I think these companies will have to try to eke out survival through revenue, which means going after revenue share with hypergrowth apps becomes out of reach. You end up pivoting towards the enterprise for more short term, bigger chunks of revenue, but less hypergrowth opportunity. We are already seeing a pivot of a number of companies towards the Enterprise. Parse is featuring on its front page this image:
Stackmob has the phrase “Trusted by leading businesses” on their front page, again lending credence to the Enterprisey feeling about their approach.
Vendor Viability Will Become a Key Criteria For Evaluating MBaaS
What happens when your MBaaS provider goes out of business? What happens if it is acquired and substantially changed by the acquirer? These are serious considerations if you are building apps.
If the industry at large is reasonably self-regulating, savvy developers will realize these concerns and know to stay away from vendors who might not even last the next six months.
The smaller players may try to pivot to Enterprise revenue to try to stabilize their cash flow, but smart Enterprise buyers should exercise caution in selecting vendors who are so unstable. These vendor viability concerns will impact the revenue of the smaller players, leading to a shortened runway.
Still the Future is Bright
Still, this is a tremendous space. One research firm pegged the total market size of MBaaS to grow to 7.7B by 2017.

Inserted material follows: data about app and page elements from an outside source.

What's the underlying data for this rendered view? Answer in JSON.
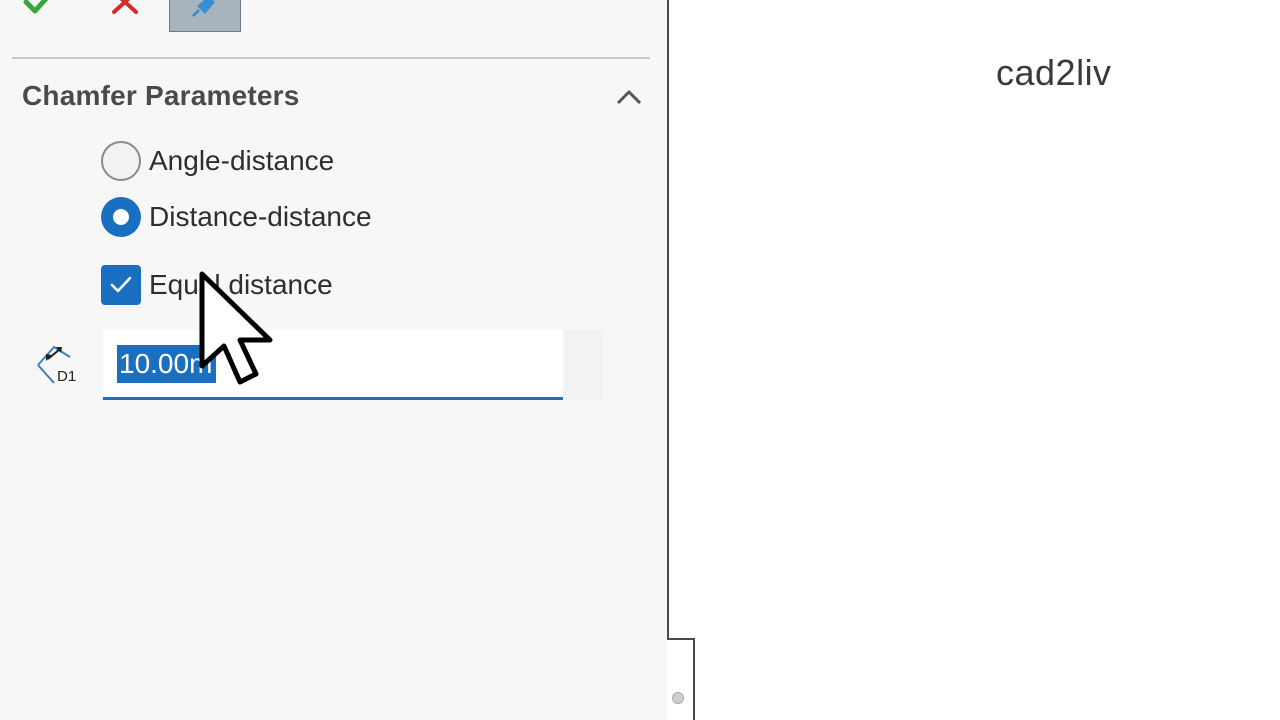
{
  "chamfer_parameters": {
    "title": "Chamfer Parameters",
    "options": [
      {
        "label": "Angle-distance",
        "selected": false
      },
      {
        "label": "Distance-distance",
        "selected": true
      }
    ],
    "equal_distance": {
      "label": "Equal distance",
      "checked": true
    },
    "distance_input": {
      "value": "10.00m",
      "icon": "distance-d1-icon",
      "icon_text": "D1"
    }
  },
  "watermark": "cad2liv",
  "colors": {
    "accent": "#1b6fc0",
    "ok": "#3aa63a",
    "cancel": "#d42a2a"
  }
}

We are still in early innings in the MBaaS game and we will see a whole lot of shaking in 2013 before the game is through.